WORK ITEM: Search the material for "竞赛积分" and show all lines that contain it.

TASK INPUT:
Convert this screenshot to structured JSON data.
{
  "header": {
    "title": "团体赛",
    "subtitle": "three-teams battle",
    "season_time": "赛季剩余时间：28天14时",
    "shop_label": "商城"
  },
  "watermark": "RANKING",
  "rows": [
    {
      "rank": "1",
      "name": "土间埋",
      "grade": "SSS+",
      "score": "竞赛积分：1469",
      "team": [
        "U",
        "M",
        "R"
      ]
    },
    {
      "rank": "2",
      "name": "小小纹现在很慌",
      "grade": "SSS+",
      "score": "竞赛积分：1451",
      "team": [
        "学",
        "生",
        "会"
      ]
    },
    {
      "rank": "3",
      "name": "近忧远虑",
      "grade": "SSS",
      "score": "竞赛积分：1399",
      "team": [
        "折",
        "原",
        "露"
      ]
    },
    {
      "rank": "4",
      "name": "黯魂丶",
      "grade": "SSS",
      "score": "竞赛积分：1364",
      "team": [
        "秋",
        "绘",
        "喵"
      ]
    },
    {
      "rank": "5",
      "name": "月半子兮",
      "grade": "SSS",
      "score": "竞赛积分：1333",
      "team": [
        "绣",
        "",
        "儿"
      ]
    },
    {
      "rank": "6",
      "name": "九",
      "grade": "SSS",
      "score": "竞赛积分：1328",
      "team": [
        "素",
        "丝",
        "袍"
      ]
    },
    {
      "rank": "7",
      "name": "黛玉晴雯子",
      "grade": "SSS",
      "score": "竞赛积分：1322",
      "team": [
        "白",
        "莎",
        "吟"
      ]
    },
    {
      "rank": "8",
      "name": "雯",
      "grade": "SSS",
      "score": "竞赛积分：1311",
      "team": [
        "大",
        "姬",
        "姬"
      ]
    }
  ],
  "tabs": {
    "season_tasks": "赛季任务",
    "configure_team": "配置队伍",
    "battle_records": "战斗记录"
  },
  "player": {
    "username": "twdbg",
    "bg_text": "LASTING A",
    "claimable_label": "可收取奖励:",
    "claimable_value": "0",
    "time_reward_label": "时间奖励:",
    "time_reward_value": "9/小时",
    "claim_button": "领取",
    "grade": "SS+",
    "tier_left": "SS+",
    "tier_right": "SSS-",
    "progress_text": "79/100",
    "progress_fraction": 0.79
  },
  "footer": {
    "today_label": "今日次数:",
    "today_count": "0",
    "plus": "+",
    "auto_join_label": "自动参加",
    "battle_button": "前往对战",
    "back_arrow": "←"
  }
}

SOLUTION FOR THIS PROBLEM:
      "score": "竞赛积分：1469",
      "score": "竞赛积分：1451",
      "score": "竞赛积分：1399",
      "score": "竞赛积分：1364",
      "score": "竞赛积分：1333",
      "score": "竞赛积分：1328",
      "score": "竞赛积分：1322",
      "score": "竞赛积分：1311",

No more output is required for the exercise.